|Cooperative Classification||B62K9/00, B60Y2200/81|
|Apr 23, 2002||AS||Assignment|
Owner name: INNOVATION FIRST, INC., TEXAS
Free format text: ASSIGNMENT OF ASSIGNORS INTEREST;ASSIGNORS:NORMAN, DAVID A.;MIMLITCH, ROBERT H. III;TORRANCE, RICHARD;REEL/FRAME:012818/0072
Effective date: 20020304
|Nov 29, 2010||FPAY||Fee payment|
Year of fee payment: 4
|Dec 1, 2014||FPAY||Fee payment|
Year of fee payment: 8
|Nov 14, 2016||AS||Assignment|

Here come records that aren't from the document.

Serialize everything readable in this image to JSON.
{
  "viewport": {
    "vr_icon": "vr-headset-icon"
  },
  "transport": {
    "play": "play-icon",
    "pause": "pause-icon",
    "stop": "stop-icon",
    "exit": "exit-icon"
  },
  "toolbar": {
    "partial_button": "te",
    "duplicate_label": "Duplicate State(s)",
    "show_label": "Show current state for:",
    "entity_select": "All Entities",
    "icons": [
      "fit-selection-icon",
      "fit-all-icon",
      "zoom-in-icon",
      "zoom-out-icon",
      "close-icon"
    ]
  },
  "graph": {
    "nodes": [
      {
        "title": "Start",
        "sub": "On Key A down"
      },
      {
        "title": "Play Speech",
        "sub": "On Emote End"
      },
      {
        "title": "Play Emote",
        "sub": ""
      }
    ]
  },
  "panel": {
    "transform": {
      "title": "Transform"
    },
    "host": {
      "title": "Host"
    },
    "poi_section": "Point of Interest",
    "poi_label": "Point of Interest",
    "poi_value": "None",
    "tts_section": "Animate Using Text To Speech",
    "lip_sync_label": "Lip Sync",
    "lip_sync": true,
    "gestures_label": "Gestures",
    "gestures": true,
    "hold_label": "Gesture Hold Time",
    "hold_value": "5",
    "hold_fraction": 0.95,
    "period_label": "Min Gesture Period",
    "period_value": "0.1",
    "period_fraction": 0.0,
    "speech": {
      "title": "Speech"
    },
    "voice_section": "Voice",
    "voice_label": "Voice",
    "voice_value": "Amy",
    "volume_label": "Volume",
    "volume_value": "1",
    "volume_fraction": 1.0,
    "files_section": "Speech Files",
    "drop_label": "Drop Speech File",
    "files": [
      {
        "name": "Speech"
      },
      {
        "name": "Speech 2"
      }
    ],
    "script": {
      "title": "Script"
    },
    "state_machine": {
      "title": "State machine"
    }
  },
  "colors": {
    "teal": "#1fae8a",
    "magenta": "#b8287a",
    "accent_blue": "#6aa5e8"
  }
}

Owner name: MATTEL, INC., CALIFORNIA
Free format text: ASSIGNMENT OF ASSIGNORS INTEREST;ASSIGNOR:INNOVATION FIRST, INC.;REEL/FRAME:040313/0685
Effective date: 20161110